# What needs to be done
Find the word "icon" in the data, then copy each line where it is found.

Component data from apps and pages
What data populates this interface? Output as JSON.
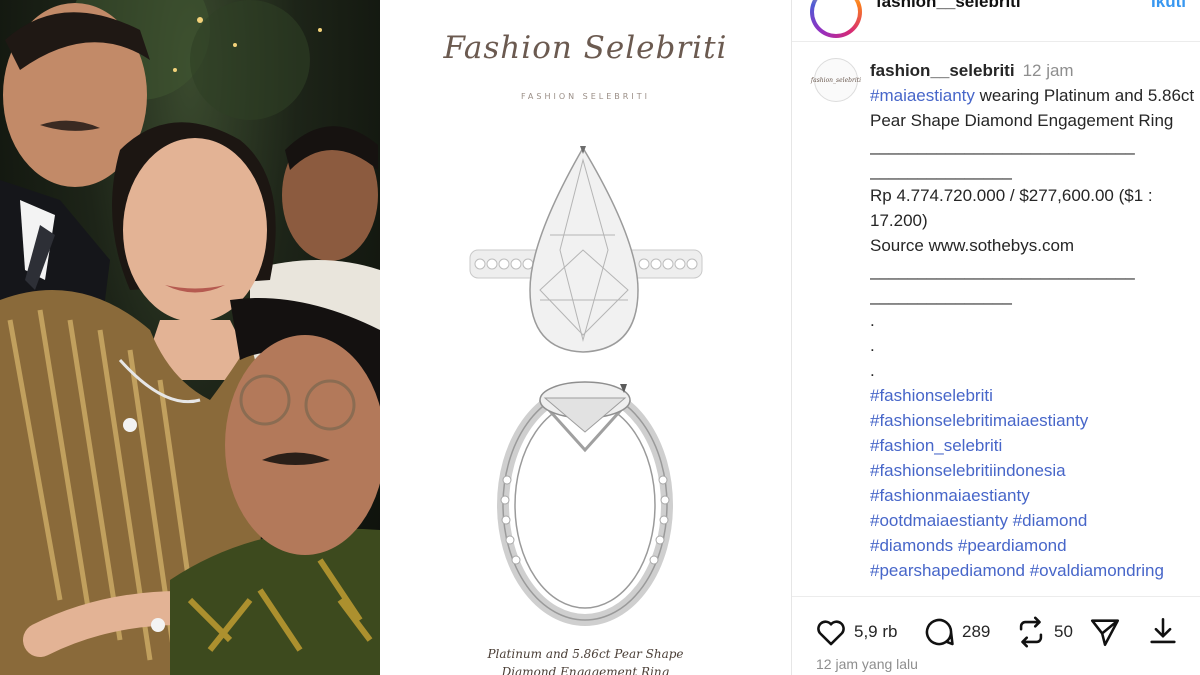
{
  "header": {
    "username": "fashion__selebriti",
    "follow_label": "Ikuti"
  },
  "post_image": {
    "brand_script": "Fashion Selebriti",
    "brand_small": "FASHION SELEBRITI",
    "caption_line1": "Platinum and 5.86ct Pear Shape",
    "caption_line2": "Diamond Engagement Ring"
  },
  "comment": {
    "avatar_text": "fashion_selebriti",
    "username": "fashion__selebriti",
    "time": "12 jam",
    "mention_tag": "#maiaestianty",
    "text_1": " wearing Platinum and 5.86ct Pear Shape Diamond Engagement Ring",
    "divider_a": "____________________________",
    "divider_b": "_______________",
    "price": "Rp 4.774.720.000 / $277,600.00 ($1 : 17.200)",
    "source": "Source www.sothebys.com",
    "divider_c": "____________________________",
    "divider_d": "_______________",
    "dot": ".",
    "hashtags": [
      "#fashionselebriti",
      "#fashionselebritimaiaestianty",
      "#fashion_selebriti",
      "#fashionselebritiindonesia",
      "#fashionmaiaestianty",
      "#ootdmaiaestianty #diamond",
      "#diamonds #peardiamond",
      "#pearshapediamond #ovaldiamondring"
    ]
  },
  "actions": {
    "like_icon": "heart-icon",
    "likes": "5,9 rb",
    "comment_icon": "comment-icon",
    "comments": "289",
    "repost_icon": "repost-icon",
    "reposts": "50",
    "share_icon": "send-icon",
    "save_icon": "download-icon"
  },
  "timestamp": "12 jam yang lalu",
  "colors": {
    "hashtag": "#4766c9",
    "follow": "#3897f0",
    "text": "#262626",
    "muted": "#8e8e8e"
  }
}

# Answer area
    "like_icon": "heart-icon",
    "comment_icon": "comment-icon",
    "repost_icon": "repost-icon",
    "share_icon": "send-icon",
    "save_icon": "download-icon"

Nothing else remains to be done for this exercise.